At the start of 2014, both classroom teachers were participating in an appropriate advice and guidance programme for beginning teachers. They work collaboratively with each other and the principal, as they share planning, student assessment information and successful classroom strategies. Professional development in 2014 has focused on the teaching of writing, science and the incorporation of te reo and tikanga Māori. The school recognises that an important next step is to continue the consolidation of teaching practice to strengthen the effective use of achievement information, and the empowerment of students in their own learning.

The principal provides well-informed educational leadership for staff and the community. She has strengthened the staff performance management system, the management of assessment and led professional information meetings for staff and the community. A ‘nuts and bolts’ manual has been developed that details key aspects of school organisation. While the principal has proposed innovative learning approaches for the school, with staff changes and other factors, limited progress on implementation has occurred.

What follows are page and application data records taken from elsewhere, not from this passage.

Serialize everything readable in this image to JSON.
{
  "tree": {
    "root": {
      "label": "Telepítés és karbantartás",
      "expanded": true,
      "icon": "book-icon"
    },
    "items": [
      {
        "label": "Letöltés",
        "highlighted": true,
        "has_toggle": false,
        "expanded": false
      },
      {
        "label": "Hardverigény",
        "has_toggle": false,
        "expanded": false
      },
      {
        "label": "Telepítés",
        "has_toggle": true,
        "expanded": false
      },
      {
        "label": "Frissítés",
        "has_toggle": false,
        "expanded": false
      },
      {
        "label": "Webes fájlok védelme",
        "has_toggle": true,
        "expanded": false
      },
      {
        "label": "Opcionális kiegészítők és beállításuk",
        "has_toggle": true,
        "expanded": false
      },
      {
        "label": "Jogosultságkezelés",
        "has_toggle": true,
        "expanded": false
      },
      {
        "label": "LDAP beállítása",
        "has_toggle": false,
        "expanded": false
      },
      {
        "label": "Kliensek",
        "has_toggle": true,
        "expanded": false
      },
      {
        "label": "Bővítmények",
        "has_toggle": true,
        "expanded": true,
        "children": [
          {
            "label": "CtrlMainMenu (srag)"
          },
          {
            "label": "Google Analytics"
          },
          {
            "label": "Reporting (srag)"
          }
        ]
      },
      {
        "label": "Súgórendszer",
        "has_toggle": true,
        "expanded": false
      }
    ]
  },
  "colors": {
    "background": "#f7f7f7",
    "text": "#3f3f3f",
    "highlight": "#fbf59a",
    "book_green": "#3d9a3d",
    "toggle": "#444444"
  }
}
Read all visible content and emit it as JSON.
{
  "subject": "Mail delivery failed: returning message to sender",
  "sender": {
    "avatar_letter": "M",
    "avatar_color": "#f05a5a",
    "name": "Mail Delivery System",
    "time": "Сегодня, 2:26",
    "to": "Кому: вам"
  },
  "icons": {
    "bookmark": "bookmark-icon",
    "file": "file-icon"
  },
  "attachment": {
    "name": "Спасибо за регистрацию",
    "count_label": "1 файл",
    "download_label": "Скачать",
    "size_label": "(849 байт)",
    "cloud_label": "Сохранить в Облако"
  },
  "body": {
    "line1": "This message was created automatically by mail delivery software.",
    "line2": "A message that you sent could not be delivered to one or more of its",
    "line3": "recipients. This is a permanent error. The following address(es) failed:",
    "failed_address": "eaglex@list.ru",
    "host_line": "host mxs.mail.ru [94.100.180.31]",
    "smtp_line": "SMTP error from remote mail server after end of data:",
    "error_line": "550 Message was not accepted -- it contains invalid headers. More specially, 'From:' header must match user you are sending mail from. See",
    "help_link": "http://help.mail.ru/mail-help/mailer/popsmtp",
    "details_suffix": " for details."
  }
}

How effectively does the school promote educational success for Māori, as Māori?

The principal and staff have made a conscious and sustained effort to promote educational success for Māori, as Māori. They have sought to build relationships with the local iwi, and all students participated in a marae stay. Staff participate in externally facilitated te reo Māori professional programme, and are seeking to strengthen culturally responsive teaching practices in the classroom.

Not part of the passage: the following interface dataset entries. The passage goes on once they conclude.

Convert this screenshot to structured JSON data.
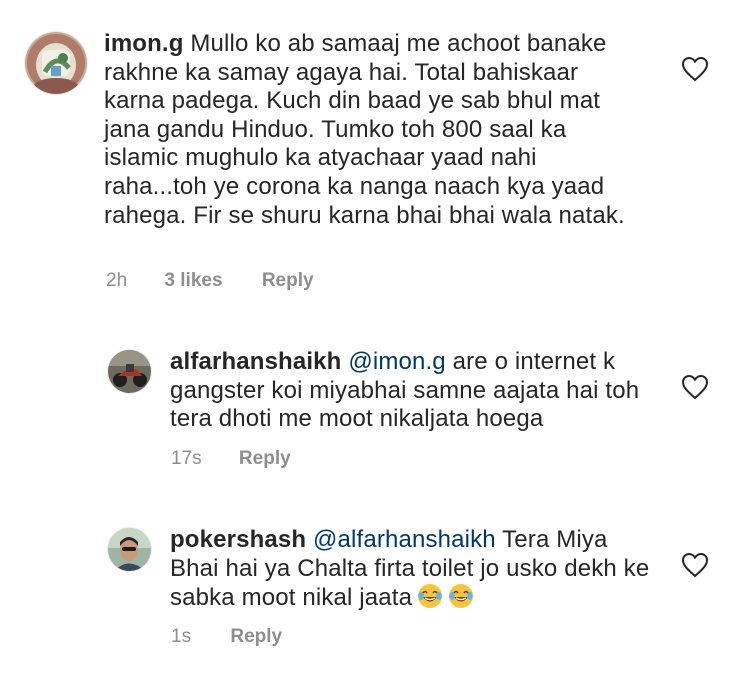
{
  "comments": [
    {
      "username": "imon.g",
      "mention": "",
      "text": "Mullo ko ab samaaj me achoot banake rakhne ka samay agaya hai. Total bahiskaar karna padega. Kuch din baad ye sab bhul mat jana gandu Hinduo. Tumko toh 800 saal ka islamic mughulo ka atyachaar yaad nahi raha...toh ye corona ka nanga naach kya yaad rahega. Fir se shuru karna bhai bhai wala natak.",
      "time": "2h",
      "likes": "3 likes",
      "reply": "Reply"
    },
    {
      "username": "alfarhanshaikh",
      "mention": "@imon.g",
      "text": "are o internet k gangster koi miyabhai samne aajata hai toh tera dhoti me moot nikaljata hoega",
      "time": "17s",
      "reply": "Reply"
    },
    {
      "username": "pokershash",
      "mention": "@alfarhanshaikh",
      "text": "Tera Miya Bhai hai ya Chalta firta toilet jo usko dekh ke sabka moot nikal jaata",
      "emojis": [
        "face-with-tears-of-joy-icon",
        "face-with-tears-of-joy-icon"
      ],
      "time": "1s",
      "reply": "Reply"
    }
  ],
  "colors": {
    "text": "#262626",
    "meta": "#8e8e8e",
    "mention": "#00376b",
    "heart": "#262626"
  }
}
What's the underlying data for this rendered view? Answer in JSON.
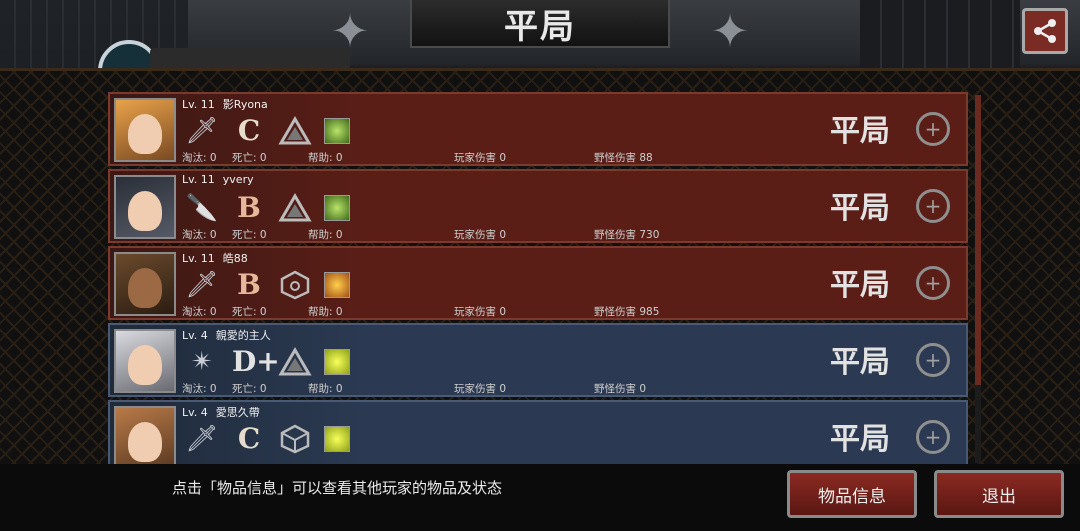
{
  "header": {
    "title": "平局"
  },
  "icons": {
    "share": "share-icon"
  },
  "players": [
    {
      "level": "Lv. 11",
      "name": "影Ryona",
      "weapon": "dagger",
      "grade": "C",
      "result": "平局",
      "eliminations": "淘汰: 0",
      "deaths": "死亡: 0",
      "assists": "帮助: 0",
      "player_damage": "玩家伤害 0",
      "monster_damage": "野怪伤害 88",
      "theme": "red"
    },
    {
      "level": "Lv. 11",
      "name": "yvery",
      "weapon": "knife",
      "grade": "B",
      "result": "平局",
      "eliminations": "淘汰: 0",
      "deaths": "死亡: 0",
      "assists": "帮助: 0",
      "player_damage": "玩家伤害 0",
      "monster_damage": "野怪伤害 730",
      "theme": "red"
    },
    {
      "level": "Lv. 11",
      "name": "皓88",
      "weapon": "dagger",
      "grade": "B",
      "result": "平局",
      "eliminations": "淘汰: 0",
      "deaths": "死亡: 0",
      "assists": "帮助: 0",
      "player_damage": "玩家伤害 0",
      "monster_damage": "野怪伤害 985",
      "theme": "red"
    },
    {
      "level": "Lv. 4",
      "name": "親愛的主人",
      "weapon": "shuriken",
      "grade": "D+",
      "result": "平局",
      "eliminations": "淘汰: 0",
      "deaths": "死亡: 0",
      "assists": "帮助: 0",
      "player_damage": "玩家伤害 0",
      "monster_damage": "野怪伤害 0",
      "theme": "blue"
    },
    {
      "level": "Lv. 4",
      "name": "愛思久帶",
      "weapon": "dagger",
      "grade": "C",
      "result": "平局",
      "eliminations": "",
      "deaths": "",
      "assists": "",
      "player_damage": "",
      "monster_damage": "",
      "theme": "blue"
    }
  ],
  "footer": {
    "hint": "点击「物品信息」可以查看其他玩家的物品及状态",
    "items_button": "物品信息",
    "exit_button": "退出"
  }
}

4 Sustainable Performance

How well placed is the school to sustain and improve its performance?

The following factors contribute to the school being well placed to sustain and improve its performance.

  • Trustees bring a broad range of strengths to their governance roles. They participate in training, and seek external advice and guidance as and when needed.
  • The principal provides effective reports to the board to inform decision making and target setting.
  • Learning environments that are well-resourced.
  • The support of the local community is ongoing.
  • There is regular review of policies and procedures, and annual community surveys.

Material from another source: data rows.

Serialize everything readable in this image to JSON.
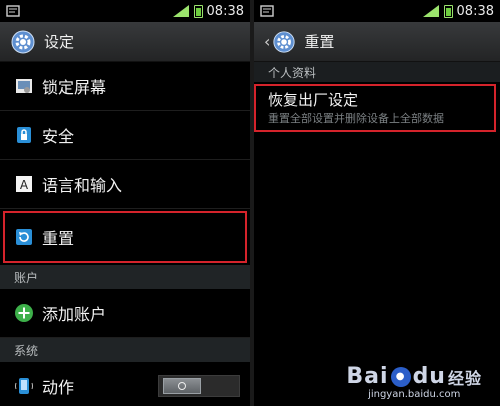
{
  "status_left": {
    "time": "08:38"
  },
  "status_right": {
    "time": "08:38"
  },
  "left": {
    "title": "设定",
    "items": [
      {
        "label": "锁定屏幕",
        "icon": "lock-screen-icon"
      },
      {
        "label": "安全",
        "icon": "security-lock-icon"
      },
      {
        "label": "语言和输入",
        "icon": "language-icon"
      },
      {
        "label": "重置",
        "icon": "reset-icon"
      }
    ],
    "section_accounts": "账户",
    "add_account": {
      "label": "添加账户",
      "icon": "add-icon"
    },
    "section_system": "系统",
    "motion": {
      "label": "动作",
      "icon": "motion-icon"
    }
  },
  "right": {
    "title": "重置",
    "section": "个人资料",
    "factory_title": "恢复出厂设定",
    "factory_subtitle": "重置全部设置并删除设备上全部数据"
  },
  "watermark": {
    "logo_left": "Bai",
    "logo_mid": "du",
    "logo_right": "经验",
    "url": "jingyan.baidu.com"
  },
  "colors": {
    "highlight": "#d5232b",
    "actionbar": "#2e3032"
  }
}
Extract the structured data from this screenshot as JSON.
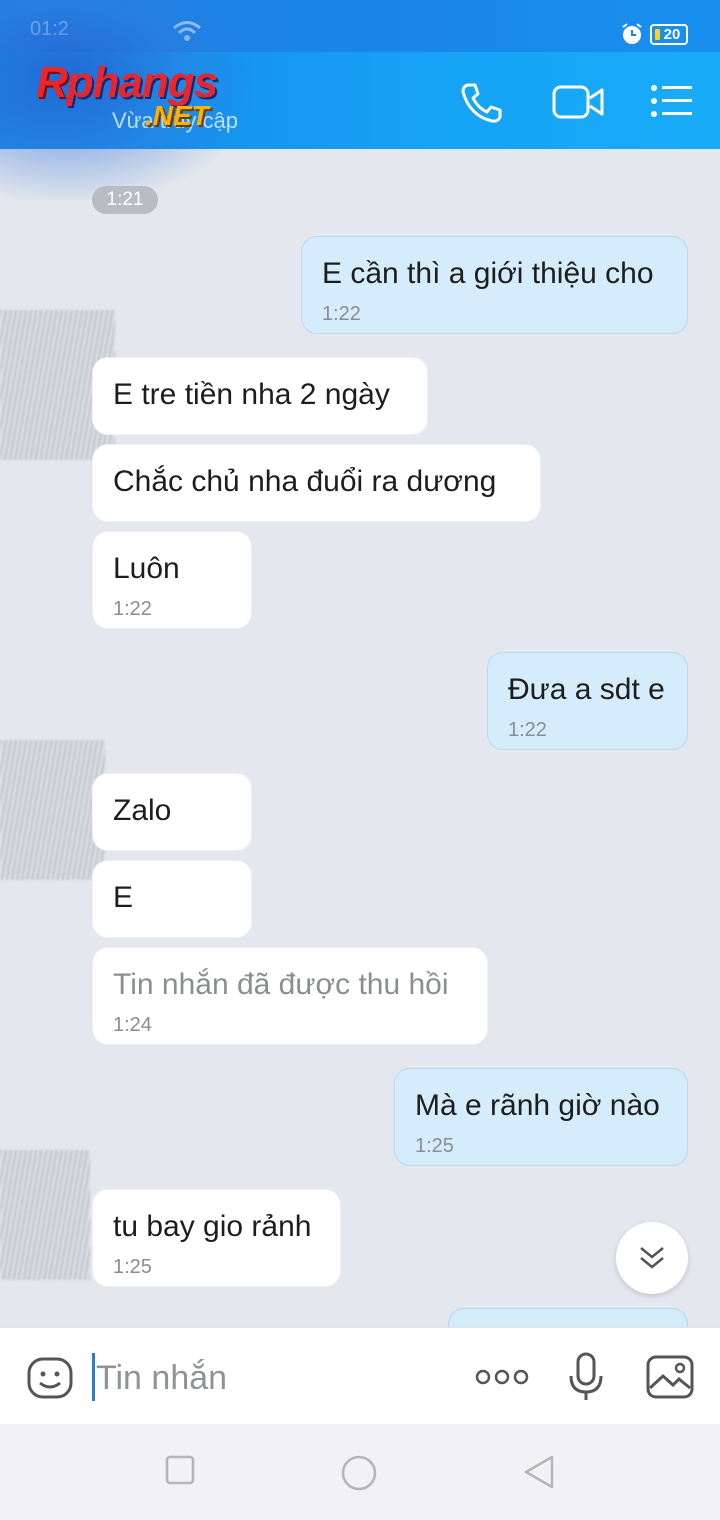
{
  "status_bar": {
    "time": "01:2",
    "battery": "20"
  },
  "header": {
    "logo_r": "R",
    "logo_rest": "phangs",
    "logo_net": ".NET",
    "subtitle": "Vừa truy cập",
    "icons": [
      "phone-icon",
      "video-call-icon",
      "menu-list-icon"
    ]
  },
  "chat": {
    "time_pill": "1:21",
    "messages": [
      {
        "dir": "out",
        "text": "E cần thì a giới thiệu cho",
        "time": "1:22"
      },
      {
        "dir": "in",
        "text": "E tre tiền nha 2 ngày",
        "time": ""
      },
      {
        "dir": "in",
        "text": "Chắc chủ nha đuổi ra dương",
        "time": ""
      },
      {
        "dir": "in",
        "text": "Luôn",
        "time": "1:22"
      },
      {
        "dir": "out",
        "text": "Đưa a sdt e",
        "time": "1:22"
      },
      {
        "dir": "in",
        "text": "Zalo",
        "time": ""
      },
      {
        "dir": "in",
        "text": "E",
        "time": ""
      },
      {
        "dir": "in",
        "text": "Tin nhắn đã được thu hồi",
        "time": "1:24",
        "recalled": true
      },
      {
        "dir": "out",
        "text": "Mà e rãnh giờ nào",
        "time": "1:25"
      },
      {
        "dir": "in",
        "text": "tu bay gio rảnh",
        "time": "1:25"
      }
    ]
  },
  "input": {
    "placeholder": "Tin nhắn",
    "icons": [
      "emoji-icon",
      "more-icon",
      "microphone-icon",
      "image-icon"
    ]
  },
  "nav": {
    "icons": [
      "recent-apps-icon",
      "home-icon",
      "back-icon"
    ]
  },
  "colors": {
    "header": "#16a3f5",
    "out_bubble": "#d4ecfc",
    "in_bubble": "#ffffff",
    "chat_bg": "#e4e8ee"
  }
}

The board, principal and ERO agree on the need to strengthen the shared commitment of students, staff, parents and community for the future positive direction for the school, and addressing the matters raised in this report.

Board assurance on legal requirements

Before the review, the board of trustees and principal of the school completed the ERO Board Assurance Statement and Self-Audit Checklists. In these documents they attested that they had taken all reasonable steps to meet their legislative obligations related to:

  • board administration
  • curriculum
  • management of health, safety and welfare
  • personnel management
  • financial management
  • asset management.

During the review, ERO checked the following items because they have a potentially high impact on student achievement:

  • emotional safety of students (including prevention of bullying and sexual harassment)
  • physical safety of students
  • teacher registration
  • processes for appointing staff
  • stand-downs, suspensions, expulsions and exclusions
  • attendance.

Conclusion

Te Miro is a small rural full primary school which enjoys strong community support. Students benefit from the range of opportunities offered, and attractive learning environments. The principal and staff work together to build teaching practice and strengthen links with the Māori community. Trustees respond to parent aspirations.

When is ERO likely to review the school again?

ERO is likely to carry out the next review in three years.

Dale Bailey

National Manager Review Services Northern Region

19 September 2014

About the School

Location

North of Cambridge

Ministry of Education profile number

2012

School type

Full Primary (Years 1 to 8)

School roll

36

Gender composition

Boys 19 Girls 17

Ethnic composition

NZ European/Pākehā

Māori

Other European

24

8

4

Review team on site

July 2014

Date of this report

19 September 2014

Most recent ERO report(s)

Education Review

Education Review

Education Review

November 2011

November 2008

February 2006